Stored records
········
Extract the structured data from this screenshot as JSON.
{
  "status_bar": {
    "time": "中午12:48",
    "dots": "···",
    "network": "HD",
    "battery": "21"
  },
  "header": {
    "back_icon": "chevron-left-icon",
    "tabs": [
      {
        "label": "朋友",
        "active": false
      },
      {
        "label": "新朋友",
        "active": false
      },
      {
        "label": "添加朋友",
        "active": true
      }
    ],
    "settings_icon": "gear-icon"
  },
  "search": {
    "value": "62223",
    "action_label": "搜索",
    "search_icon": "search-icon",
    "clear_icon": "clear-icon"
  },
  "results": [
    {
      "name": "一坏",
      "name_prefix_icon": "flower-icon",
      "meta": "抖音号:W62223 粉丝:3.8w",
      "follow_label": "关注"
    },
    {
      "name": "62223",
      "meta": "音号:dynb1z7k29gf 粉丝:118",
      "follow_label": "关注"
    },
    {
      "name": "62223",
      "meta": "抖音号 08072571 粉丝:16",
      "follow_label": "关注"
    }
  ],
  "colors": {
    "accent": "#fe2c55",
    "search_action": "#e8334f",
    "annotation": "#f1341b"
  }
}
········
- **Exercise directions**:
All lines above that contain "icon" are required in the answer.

- **Exercise result**:
    "back_icon": "chevron-left-icon",
    "settings_icon": "gear-icon"
    "search_icon": "search-icon",
    "clear_icon": "clear-icon"
      "name_prefix_icon": "flower-icon",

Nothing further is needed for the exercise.